STORED DATA:
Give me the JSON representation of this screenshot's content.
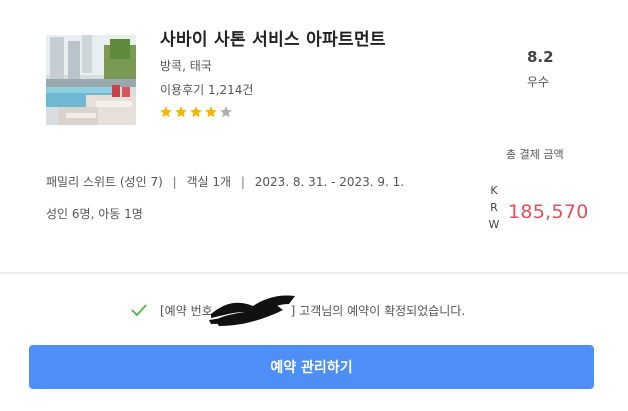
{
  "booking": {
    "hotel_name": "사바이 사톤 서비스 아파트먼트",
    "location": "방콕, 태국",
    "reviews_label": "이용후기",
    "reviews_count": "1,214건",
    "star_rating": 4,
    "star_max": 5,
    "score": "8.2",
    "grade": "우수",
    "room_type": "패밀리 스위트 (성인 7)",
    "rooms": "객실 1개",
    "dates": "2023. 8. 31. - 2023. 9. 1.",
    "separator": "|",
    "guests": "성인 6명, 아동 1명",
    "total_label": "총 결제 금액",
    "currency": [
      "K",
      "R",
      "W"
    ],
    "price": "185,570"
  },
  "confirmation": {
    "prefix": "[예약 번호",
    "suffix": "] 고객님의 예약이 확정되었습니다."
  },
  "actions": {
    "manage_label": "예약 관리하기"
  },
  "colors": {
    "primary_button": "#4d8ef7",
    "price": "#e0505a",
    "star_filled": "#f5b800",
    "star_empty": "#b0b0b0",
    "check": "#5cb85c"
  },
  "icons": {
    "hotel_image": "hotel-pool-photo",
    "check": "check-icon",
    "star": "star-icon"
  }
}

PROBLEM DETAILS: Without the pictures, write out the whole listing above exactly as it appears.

ANSWER SPACE:
Give me the JSON representation of this screenshot's content.
{
  "booking": {
    "hotel_name": "사바이 사톤 서비스 아파트먼트",
    "location": "방콕, 태국",
    "reviews_label": "이용후기",
    "reviews_count": "1,214건",
    "star_rating": 4,
    "star_max": 5,
    "score": "8.2",
    "grade": "우수",
    "room_type": "패밀리 스위트 (성인 7)",
    "rooms": "객실 1개",
    "dates": "2023. 8. 31. - 2023. 9. 1.",
    "separator": "|",
    "guests": "성인 6명, 아동 1명",
    "total_label": "총 결제 금액",
    "currency": [
      "K",
      "R",
      "W"
    ],
    "price": "185,570"
  },
  "confirmation": {
    "prefix": "[예약 번호",
    "suffix": "] 고객님의 예약이 확정되었습니다."
  },
  "actions": {
    "manage_label": "예약 관리하기"
  },
  "colors": {
    "primary_button": "#4d8ef7",
    "price": "#e0505a",
    "star_filled": "#f5b800",
    "star_empty": "#b0b0b0",
    "check": "#5cb85c"
  },
  "icons": {
    "hotel_image": "hotel-pool-photo",
    "check": "check-icon",
    "star": "star-icon"
  }
}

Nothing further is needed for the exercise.